(Data records for software interfaces)
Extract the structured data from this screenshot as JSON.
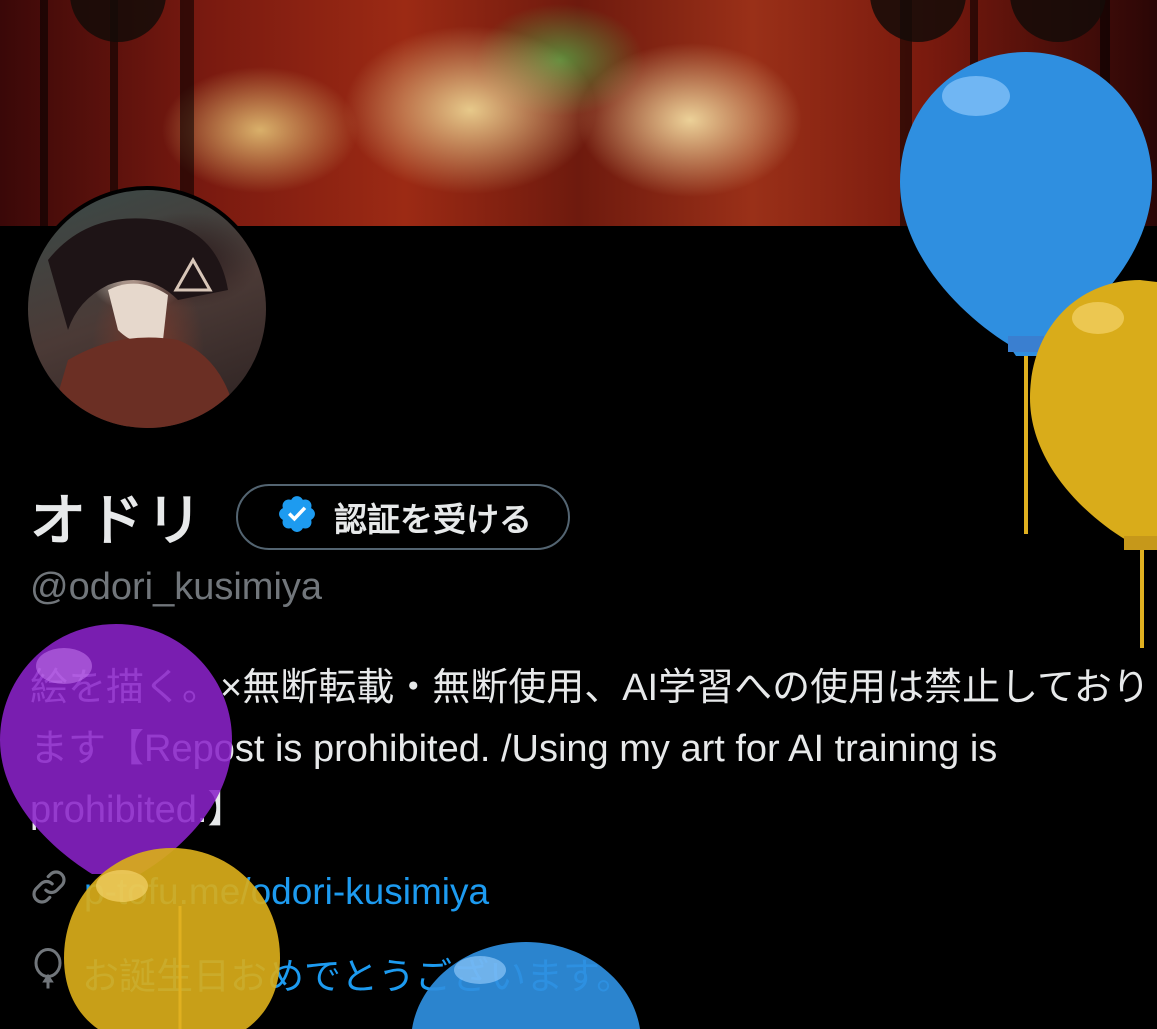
{
  "profile": {
    "display_name": "オドリ",
    "verify_label": "認証を受ける",
    "handle": "@odori_kusimiya",
    "bio": "絵を描く。×無断転載・無断使用、AI学習への使用は禁止しております【Repost is prohibited. /Using my art for AI training is prohibited.】",
    "website": "p-tofu.me/odori-kusimiya",
    "birthday_message": "お誕生日おめでとうございます。"
  },
  "icons": {
    "verify": "verified-badge-icon",
    "link": "link-icon",
    "birthday": "balloon-icon"
  },
  "colors": {
    "background": "#000000",
    "accent": "#1d9bf0",
    "secondary_text": "#71767b",
    "balloon_blue": "#2f8fe0",
    "balloon_yellow": "#d9ac1a",
    "balloon_purple": "#8a22c8"
  }
}
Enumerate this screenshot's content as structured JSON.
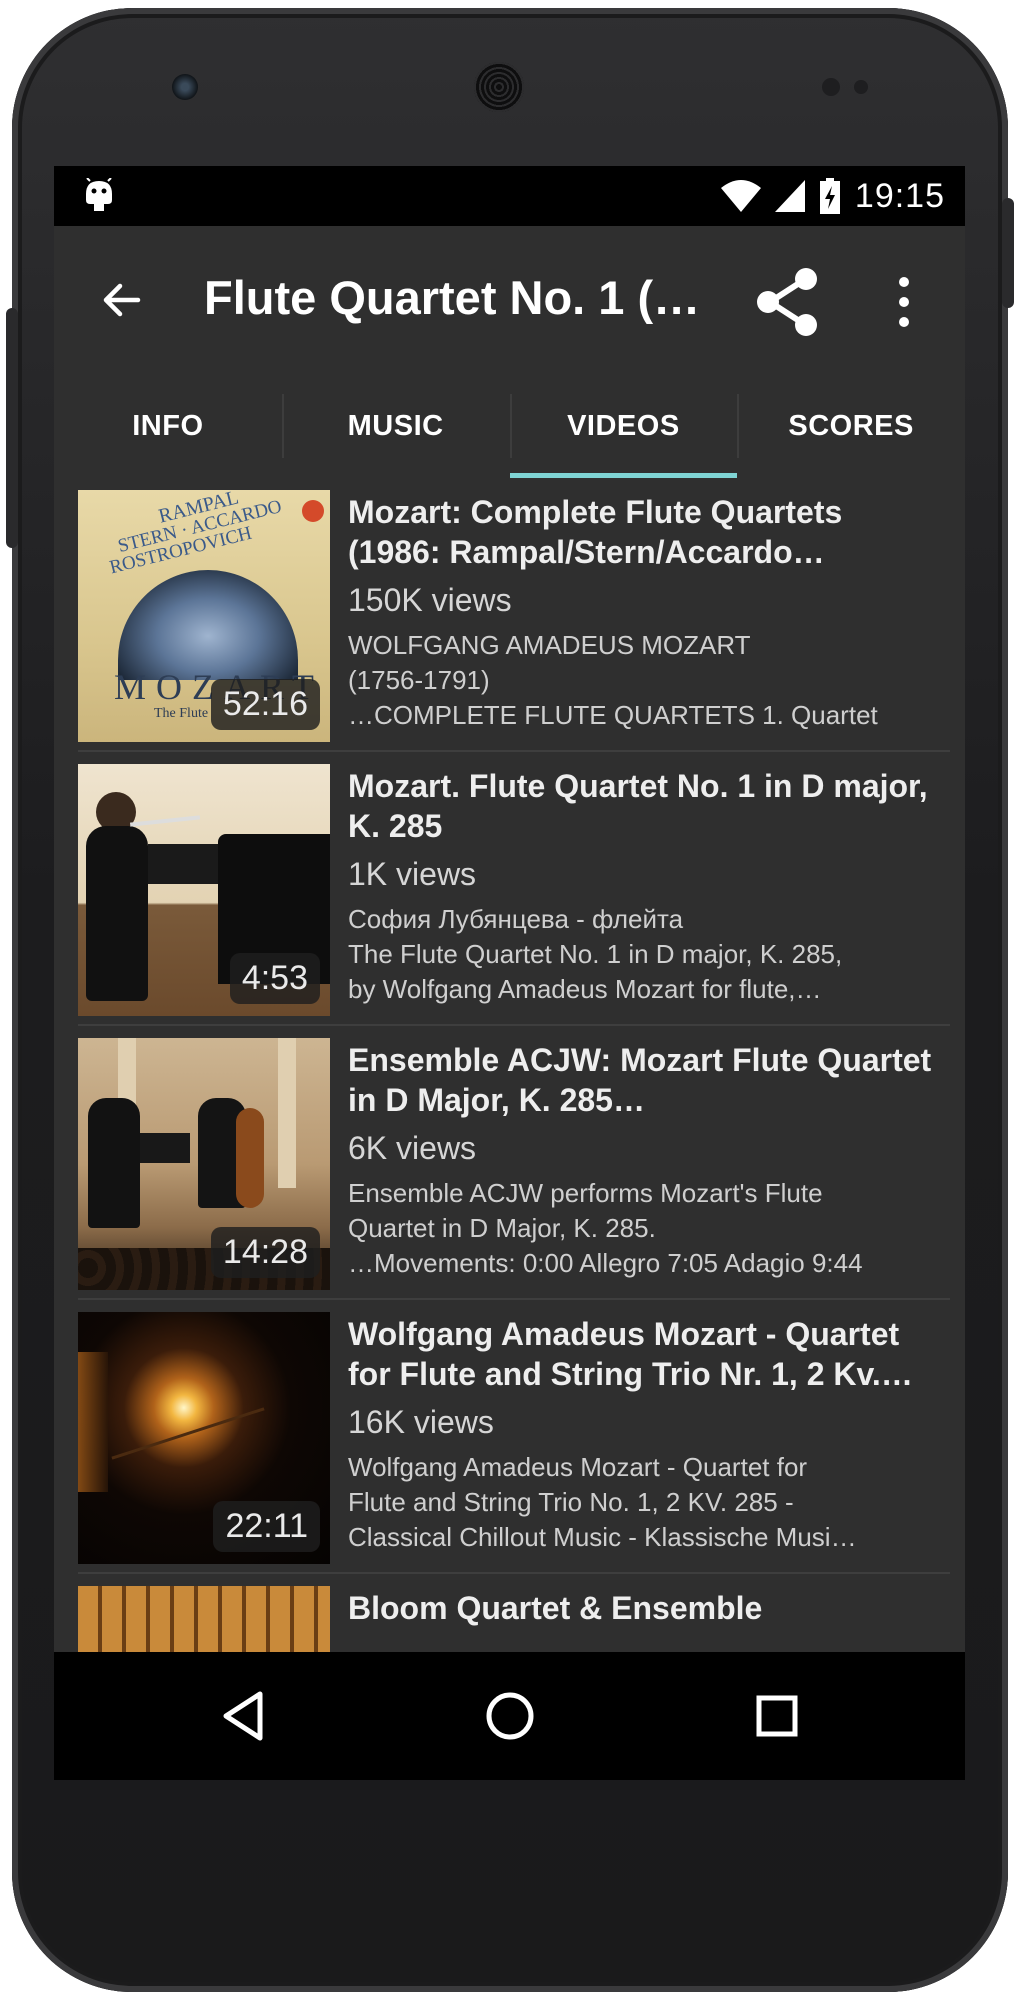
{
  "status_bar": {
    "time": "19:15",
    "icons": [
      "android-icon",
      "wifi-icon",
      "signal-icon",
      "battery-charging-icon"
    ]
  },
  "app_bar": {
    "title": "Flute Quartet No. 1 (…",
    "icons": [
      "back-arrow-icon",
      "share-icon",
      "more-vert-icon"
    ]
  },
  "tabs": [
    {
      "label": "INFO",
      "active": false
    },
    {
      "label": "MUSIC",
      "active": false
    },
    {
      "label": "VIDEOS",
      "active": true
    },
    {
      "label": "SCORES",
      "active": false
    }
  ],
  "accent_color": "#7fd4d4",
  "videos": [
    {
      "title": "Mozart: Complete Flute Quartets (1986: Rampal/Stern/Accardo…",
      "views": "150K views",
      "duration": "52:16",
      "description": [
        "WOLFGANG AMADEUS MOZART",
        "(1756-1791)",
        "…COMPLETE FLUTE QUARTETS    1. Quartet"
      ],
      "thumb_text": [
        "RAMPAL",
        "STERN · ACCARDO",
        "ROSTROPOVICH",
        "MOZART",
        "The Flute"
      ]
    },
    {
      "title": "Mozart. Flute Quartet No. 1 in D major, K. 285",
      "views": "1K views",
      "duration": "4:53",
      "description": [
        "София Лубянцева - флейта",
        "The Flute Quartet No. 1 in D major, K. 285,",
        "by Wolfgang Amadeus Mozart for flute,…"
      ]
    },
    {
      "title": "Ensemble ACJW: Mozart Flute Quartet in D Major, K. 285…",
      "views": "6K views",
      "duration": "14:28",
      "description": [
        "Ensemble ACJW performs Mozart's Flute",
        "Quartet in D Major, K. 285.",
        "…Movements: 0:00 Allegro 7:05 Adagio 9:44"
      ]
    },
    {
      "title": "Wolfgang Amadeus Mozart - Quartet for Flute and String Trio Nr. 1, 2 Kv.…",
      "views": "16K views",
      "duration": "22:11",
      "description": [
        "Wolfgang Amadeus Mozart - Quartet for",
        "Flute and String Trio No. 1, 2 KV. 285 -",
        "Classical Chillout Music - Klassische Musi…"
      ]
    },
    {
      "title": "Bloom Quartet & Ensemble"
    }
  ],
  "nav_bar": {
    "icons": [
      "back-triangle-icon",
      "home-circle-icon",
      "recents-square-icon"
    ]
  }
}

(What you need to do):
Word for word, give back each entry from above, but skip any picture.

(Answer to this task):
Extract the structured data from this screenshot as JSON.
{
  "profile": {
    "display_name": "オドリ",
    "verify_label": "認証を受ける",
    "handle": "@odori_kusimiya",
    "bio": "絵を描く。×無断転載・無断使用、AI学習への使用は禁止しております【Repost is prohibited. /Using my art for AI training is prohibited.】",
    "website": "p-tofu.me/odori-kusimiya",
    "birthday_message": "お誕生日おめでとうございます。"
  },
  "icons": {
    "verify": "verified-badge-icon",
    "link": "link-icon",
    "birthday": "balloon-icon"
  },
  "colors": {
    "background": "#000000",
    "accent": "#1d9bf0",
    "secondary_text": "#71767b",
    "balloon_blue": "#2f8fe0",
    "balloon_yellow": "#d9ac1a",
    "balloon_purple": "#8a22c8"
  }
}
Enumerate this screenshot's content as structured JSON.
{
  "status_bar": {
    "time": "19:15",
    "icons": [
      "android-icon",
      "wifi-icon",
      "signal-icon",
      "battery-charging-icon"
    ]
  },
  "app_bar": {
    "title": "Flute Quartet No. 1 (…",
    "icons": [
      "back-arrow-icon",
      "share-icon",
      "more-vert-icon"
    ]
  },
  "tabs": [
    {
      "label": "INFO",
      "active": false
    },
    {
      "label": "MUSIC",
      "active": false
    },
    {
      "label": "VIDEOS",
      "active": true
    },
    {
      "label": "SCORES",
      "active": false
    }
  ],
  "accent_color": "#7fd4d4",
  "videos": [
    {
      "title": "Mozart: Complete Flute Quartets (1986: Rampal/Stern/Accardo…",
      "views": "150K views",
      "duration": "52:16",
      "description": [
        "WOLFGANG AMADEUS MOZART",
        "(1756-1791)",
        "…COMPLETE FLUTE QUARTETS    1. Quartet"
      ],
      "thumb_text": [
        "RAMPAL",
        "STERN · ACCARDO",
        "ROSTROPOVICH",
        "MOZART",
        "The Flute"
      ]
    },
    {
      "title": "Mozart. Flute Quartet No. 1 in D major, K. 285",
      "views": "1K views",
      "duration": "4:53",
      "description": [
        "София Лубянцева - флейта",
        "The Flute Quartet No. 1 in D major, K. 285,",
        "by Wolfgang Amadeus Mozart for flute,…"
      ]
    },
    {
      "title": "Ensemble ACJW: Mozart Flute Quartet in D Major, K. 285…",
      "views": "6K views",
      "duration": "14:28",
      "description": [
        "Ensemble ACJW performs Mozart's Flute",
        "Quartet in D Major, K. 285.",
        "…Movements: 0:00 Allegro 7:05 Adagio 9:44"
      ]
    },
    {
      "title": "Wolfgang Amadeus Mozart - Quartet for Flute and String Trio Nr. 1, 2 Kv.…",
      "views": "16K views",
      "duration": "22:11",
      "description": [
        "Wolfgang Amadeus Mozart - Quartet for",
        "Flute and String Trio No. 1, 2 KV. 285 -",
        "Classical Chillout Music - Klassische Musi…"
      ]
    },
    {
      "title": "Bloom Quartet & Ensemble"
    }
  ],
  "nav_bar": {
    "icons": [
      "back-triangle-icon",
      "home-circle-icon",
      "recents-square-icon"
    ]
  }
}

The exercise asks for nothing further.